Some cool alligator facts for you to think about the next time you see an alligator:

Baby Alligator - Cruise Naples
Alligators are actually a very paternal species. They nurture and protect their young for the first six months to two years of life. This is likely a key factor to their long lifespan and their ability to survive the extinction of the dinosaurs 65 million years ago.

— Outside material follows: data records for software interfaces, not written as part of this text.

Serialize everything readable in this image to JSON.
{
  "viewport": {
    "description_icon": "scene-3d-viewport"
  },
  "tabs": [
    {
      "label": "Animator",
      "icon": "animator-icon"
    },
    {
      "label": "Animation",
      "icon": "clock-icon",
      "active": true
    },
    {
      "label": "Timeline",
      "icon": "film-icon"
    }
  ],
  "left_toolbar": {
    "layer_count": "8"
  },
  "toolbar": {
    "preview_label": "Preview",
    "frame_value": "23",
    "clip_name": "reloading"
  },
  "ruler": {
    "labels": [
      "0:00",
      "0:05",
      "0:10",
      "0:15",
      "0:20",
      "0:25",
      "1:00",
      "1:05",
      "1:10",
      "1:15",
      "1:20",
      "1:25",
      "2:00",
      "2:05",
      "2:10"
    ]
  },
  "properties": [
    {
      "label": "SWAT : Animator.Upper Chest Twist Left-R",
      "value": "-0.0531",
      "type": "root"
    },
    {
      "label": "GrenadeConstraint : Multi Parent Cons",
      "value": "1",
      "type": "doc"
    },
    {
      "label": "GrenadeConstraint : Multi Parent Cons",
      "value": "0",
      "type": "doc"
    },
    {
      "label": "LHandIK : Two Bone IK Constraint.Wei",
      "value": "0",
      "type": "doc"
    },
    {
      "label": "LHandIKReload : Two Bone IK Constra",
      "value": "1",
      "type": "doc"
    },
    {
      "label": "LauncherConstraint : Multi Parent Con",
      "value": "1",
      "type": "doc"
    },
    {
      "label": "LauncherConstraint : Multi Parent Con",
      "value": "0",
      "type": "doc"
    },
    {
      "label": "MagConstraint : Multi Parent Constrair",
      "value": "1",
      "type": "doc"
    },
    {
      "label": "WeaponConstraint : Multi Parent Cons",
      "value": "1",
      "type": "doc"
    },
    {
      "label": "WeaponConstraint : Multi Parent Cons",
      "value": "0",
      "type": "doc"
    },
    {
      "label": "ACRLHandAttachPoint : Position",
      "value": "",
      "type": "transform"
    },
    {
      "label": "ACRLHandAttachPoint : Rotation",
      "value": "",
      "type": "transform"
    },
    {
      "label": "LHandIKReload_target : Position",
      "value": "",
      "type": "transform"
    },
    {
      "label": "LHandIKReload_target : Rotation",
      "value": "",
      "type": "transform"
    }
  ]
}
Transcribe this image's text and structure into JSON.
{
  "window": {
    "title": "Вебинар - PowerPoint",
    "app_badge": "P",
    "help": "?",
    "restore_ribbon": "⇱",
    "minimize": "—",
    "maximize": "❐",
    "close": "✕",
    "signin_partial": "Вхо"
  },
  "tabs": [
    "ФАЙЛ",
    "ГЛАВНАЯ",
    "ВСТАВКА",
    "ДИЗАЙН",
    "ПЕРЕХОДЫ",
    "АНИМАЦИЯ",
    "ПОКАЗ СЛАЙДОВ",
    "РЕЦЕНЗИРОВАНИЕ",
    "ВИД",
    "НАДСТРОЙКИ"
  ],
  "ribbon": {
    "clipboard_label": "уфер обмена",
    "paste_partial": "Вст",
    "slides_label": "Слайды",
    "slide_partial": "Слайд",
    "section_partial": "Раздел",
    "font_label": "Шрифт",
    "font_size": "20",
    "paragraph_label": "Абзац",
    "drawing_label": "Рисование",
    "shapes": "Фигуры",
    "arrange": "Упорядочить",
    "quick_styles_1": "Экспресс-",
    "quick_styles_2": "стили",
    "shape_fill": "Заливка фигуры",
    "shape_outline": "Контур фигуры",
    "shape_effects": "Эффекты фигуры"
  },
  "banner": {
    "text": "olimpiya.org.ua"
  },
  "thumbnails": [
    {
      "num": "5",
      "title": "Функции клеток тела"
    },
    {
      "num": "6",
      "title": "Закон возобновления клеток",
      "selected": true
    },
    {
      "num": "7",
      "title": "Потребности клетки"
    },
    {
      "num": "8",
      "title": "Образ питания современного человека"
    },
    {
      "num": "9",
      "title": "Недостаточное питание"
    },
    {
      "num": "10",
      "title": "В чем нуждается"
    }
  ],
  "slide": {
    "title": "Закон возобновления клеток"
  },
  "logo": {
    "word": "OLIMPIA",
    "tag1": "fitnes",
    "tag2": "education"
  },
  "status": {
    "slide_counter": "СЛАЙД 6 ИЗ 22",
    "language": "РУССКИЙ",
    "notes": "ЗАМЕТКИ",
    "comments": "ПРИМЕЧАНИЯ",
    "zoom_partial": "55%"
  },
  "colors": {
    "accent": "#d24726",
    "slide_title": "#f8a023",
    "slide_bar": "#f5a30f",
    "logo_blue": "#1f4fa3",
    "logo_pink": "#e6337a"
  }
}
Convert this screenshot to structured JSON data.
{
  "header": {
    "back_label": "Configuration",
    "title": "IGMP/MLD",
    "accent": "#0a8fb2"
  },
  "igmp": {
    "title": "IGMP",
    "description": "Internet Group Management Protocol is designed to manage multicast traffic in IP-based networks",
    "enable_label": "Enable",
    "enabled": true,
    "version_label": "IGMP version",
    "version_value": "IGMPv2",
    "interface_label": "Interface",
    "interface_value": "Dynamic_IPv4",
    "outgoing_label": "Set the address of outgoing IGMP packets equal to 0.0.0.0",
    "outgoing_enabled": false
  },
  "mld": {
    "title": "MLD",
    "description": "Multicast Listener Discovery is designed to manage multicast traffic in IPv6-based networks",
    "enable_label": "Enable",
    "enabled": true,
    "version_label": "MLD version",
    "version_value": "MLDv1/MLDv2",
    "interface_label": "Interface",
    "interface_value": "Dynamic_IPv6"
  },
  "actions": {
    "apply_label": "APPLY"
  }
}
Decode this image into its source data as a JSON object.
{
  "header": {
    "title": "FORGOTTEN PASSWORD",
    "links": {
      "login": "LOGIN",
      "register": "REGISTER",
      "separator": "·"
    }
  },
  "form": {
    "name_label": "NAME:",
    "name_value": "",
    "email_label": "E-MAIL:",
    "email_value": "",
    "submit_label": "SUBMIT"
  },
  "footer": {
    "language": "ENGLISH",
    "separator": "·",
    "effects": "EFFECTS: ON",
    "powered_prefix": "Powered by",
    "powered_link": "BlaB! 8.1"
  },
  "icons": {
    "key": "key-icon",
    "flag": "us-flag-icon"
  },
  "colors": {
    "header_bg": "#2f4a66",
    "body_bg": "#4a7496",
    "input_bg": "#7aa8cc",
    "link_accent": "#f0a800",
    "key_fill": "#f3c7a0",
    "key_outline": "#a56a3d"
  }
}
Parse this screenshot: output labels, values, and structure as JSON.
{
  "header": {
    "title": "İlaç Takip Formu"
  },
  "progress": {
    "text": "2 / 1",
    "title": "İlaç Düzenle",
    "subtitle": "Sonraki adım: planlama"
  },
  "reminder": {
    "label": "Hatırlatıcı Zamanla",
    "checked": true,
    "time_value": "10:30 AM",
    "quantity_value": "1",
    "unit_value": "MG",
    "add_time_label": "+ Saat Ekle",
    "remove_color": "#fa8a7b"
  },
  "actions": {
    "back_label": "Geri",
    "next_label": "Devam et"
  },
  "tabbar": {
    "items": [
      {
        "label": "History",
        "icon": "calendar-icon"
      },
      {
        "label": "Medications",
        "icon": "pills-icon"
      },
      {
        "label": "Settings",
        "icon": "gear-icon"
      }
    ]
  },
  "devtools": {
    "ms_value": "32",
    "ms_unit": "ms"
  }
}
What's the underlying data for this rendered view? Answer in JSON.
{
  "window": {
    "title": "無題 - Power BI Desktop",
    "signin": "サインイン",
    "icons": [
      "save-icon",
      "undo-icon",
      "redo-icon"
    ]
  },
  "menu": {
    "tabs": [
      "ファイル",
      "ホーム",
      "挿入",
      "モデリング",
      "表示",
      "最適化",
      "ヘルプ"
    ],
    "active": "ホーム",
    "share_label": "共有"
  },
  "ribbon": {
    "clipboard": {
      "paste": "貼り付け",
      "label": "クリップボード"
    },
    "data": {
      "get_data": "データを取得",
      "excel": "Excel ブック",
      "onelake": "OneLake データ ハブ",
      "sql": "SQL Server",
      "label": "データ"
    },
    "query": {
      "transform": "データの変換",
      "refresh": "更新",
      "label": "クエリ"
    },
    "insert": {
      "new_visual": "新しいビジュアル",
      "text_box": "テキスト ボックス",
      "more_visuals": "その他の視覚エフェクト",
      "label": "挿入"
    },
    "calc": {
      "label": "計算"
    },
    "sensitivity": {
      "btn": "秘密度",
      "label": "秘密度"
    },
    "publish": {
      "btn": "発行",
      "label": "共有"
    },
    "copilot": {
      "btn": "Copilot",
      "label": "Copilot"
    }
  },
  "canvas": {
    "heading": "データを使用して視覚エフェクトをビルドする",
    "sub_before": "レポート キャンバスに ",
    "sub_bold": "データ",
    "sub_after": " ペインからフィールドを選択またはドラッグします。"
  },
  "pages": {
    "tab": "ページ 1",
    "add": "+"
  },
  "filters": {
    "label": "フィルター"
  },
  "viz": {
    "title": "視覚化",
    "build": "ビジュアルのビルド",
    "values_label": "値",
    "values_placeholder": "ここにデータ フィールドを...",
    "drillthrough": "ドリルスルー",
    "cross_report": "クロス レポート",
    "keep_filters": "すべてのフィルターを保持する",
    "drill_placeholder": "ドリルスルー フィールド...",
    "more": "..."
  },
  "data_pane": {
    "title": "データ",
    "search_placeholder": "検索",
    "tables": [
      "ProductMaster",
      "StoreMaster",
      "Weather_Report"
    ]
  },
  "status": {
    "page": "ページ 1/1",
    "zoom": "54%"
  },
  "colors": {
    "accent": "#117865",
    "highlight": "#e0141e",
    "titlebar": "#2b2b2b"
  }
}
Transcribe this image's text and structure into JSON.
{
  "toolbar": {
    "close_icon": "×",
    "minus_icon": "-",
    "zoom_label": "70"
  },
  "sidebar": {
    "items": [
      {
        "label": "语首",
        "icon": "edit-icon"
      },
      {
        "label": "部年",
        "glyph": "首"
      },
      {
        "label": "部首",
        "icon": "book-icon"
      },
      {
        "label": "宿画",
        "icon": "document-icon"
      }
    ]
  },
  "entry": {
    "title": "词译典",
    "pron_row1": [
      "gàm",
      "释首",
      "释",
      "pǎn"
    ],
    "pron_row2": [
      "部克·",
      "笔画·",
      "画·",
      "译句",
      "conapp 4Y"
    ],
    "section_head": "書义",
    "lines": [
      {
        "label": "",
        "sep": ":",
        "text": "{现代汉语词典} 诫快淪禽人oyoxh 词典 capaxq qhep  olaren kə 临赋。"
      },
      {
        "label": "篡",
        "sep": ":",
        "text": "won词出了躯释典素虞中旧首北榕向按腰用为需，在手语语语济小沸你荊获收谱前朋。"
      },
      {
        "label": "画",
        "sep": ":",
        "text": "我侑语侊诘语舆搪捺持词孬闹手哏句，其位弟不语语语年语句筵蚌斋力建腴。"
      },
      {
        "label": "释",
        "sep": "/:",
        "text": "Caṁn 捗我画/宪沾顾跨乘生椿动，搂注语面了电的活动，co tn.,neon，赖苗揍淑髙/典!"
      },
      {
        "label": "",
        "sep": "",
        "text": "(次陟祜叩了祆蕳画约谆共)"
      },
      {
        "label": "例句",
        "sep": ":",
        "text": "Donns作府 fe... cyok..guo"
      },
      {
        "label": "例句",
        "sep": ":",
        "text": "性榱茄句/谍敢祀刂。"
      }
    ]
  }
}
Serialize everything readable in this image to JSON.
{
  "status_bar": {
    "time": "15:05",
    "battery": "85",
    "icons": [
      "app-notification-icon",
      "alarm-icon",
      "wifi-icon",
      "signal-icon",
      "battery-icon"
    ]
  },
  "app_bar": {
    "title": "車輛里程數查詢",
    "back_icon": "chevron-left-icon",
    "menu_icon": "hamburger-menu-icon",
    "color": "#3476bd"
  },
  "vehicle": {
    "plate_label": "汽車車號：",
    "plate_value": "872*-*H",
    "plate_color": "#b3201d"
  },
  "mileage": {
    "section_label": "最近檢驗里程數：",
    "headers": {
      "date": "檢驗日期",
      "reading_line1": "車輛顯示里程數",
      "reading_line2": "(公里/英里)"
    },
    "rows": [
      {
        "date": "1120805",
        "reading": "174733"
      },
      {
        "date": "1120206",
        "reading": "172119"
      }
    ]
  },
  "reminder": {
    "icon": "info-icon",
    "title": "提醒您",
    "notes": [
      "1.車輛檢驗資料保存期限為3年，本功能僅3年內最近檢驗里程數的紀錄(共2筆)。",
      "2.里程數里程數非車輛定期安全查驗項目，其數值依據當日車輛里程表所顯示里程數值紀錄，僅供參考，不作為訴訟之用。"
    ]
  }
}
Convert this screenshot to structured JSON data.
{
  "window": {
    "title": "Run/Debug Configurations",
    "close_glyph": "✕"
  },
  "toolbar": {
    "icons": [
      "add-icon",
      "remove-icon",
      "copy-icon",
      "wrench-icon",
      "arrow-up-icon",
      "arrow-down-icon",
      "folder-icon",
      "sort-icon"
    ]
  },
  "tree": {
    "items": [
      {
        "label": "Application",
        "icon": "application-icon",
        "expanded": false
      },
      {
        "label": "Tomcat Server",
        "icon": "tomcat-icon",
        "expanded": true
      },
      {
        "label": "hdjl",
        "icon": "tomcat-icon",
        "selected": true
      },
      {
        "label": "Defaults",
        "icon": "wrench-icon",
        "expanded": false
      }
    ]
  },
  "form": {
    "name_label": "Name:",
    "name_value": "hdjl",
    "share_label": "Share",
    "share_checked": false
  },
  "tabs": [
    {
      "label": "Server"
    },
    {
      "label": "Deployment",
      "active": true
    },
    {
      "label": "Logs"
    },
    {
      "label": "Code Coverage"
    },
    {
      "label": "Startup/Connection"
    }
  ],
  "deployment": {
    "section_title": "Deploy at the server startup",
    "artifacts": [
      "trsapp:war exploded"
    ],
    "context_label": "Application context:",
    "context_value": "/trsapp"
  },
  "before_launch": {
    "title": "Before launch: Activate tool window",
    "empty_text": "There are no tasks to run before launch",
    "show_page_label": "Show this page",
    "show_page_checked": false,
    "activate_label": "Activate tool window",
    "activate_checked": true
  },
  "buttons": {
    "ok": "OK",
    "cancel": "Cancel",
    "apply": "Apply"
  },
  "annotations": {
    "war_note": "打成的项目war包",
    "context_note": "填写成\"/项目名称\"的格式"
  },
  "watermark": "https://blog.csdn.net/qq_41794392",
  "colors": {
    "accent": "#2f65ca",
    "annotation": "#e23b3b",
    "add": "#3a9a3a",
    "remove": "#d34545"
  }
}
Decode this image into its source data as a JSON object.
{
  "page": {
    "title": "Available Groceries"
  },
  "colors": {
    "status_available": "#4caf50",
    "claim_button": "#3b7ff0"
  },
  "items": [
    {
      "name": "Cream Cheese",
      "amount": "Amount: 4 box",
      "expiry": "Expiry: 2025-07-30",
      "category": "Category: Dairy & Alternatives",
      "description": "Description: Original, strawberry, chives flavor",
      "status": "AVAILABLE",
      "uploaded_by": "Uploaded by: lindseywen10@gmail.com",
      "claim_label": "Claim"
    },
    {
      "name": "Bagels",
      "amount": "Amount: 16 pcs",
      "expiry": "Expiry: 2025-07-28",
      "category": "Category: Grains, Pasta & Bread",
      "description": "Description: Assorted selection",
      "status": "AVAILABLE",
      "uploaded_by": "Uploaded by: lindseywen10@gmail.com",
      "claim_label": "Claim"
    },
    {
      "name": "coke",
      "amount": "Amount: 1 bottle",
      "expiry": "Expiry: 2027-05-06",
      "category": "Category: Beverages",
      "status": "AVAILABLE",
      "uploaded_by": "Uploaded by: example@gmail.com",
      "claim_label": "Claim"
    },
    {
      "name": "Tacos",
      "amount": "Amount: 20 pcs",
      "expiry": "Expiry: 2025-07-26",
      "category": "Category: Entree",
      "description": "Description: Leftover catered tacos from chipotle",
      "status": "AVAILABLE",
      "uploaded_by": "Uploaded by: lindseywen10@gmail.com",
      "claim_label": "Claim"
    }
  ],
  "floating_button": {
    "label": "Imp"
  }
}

  • Alligators are an ancient species, more than 150 million years old, managing to avoid extinction 65 million years ago when their prehistoric contemporaries, the dinosaurs, died off.
  • Alligators in the wild are believed to live 35 – 50 years. In captivity their lifespan may be significantly longer, perhaps 60 – 80 years.
  • The longest recorded length for an alligator is 19 feet 2 inches. This animal was trapped in the early 1900s in the State of Louisiana.
  • An alligator’s jaw muscles used for biting (closing mouth) are very strong. However, the muscles an alligator uses to open its mouth are weak—one can hold the jaw shut with bare hands or a piece of duck tape.
  • Some sources state that alligators can reach running speeds of 20 mph. Nevertheless, an alligator cannot run at its top speed for long (sometimes only 50 feet). You almost never have to worry about them chasing you. They are ambush predators, so it is not in their nature to chase anything.

Part of the nature of alligators is their camouflaged bodies and their natural inclination to hide. So, we don’t always see them on our nature watching cruises, but the species is thriving in Southwest Florida, and we’ve certainly seen them before!
If you’re interested in going on one of our cruises, be sure to give us a call at 239.263.4949 or visit us online at Next week, we’ll be talking about another animal that commonly resides in Southwest Florida, [but far more attractive than the alligator] the Snowy Egret!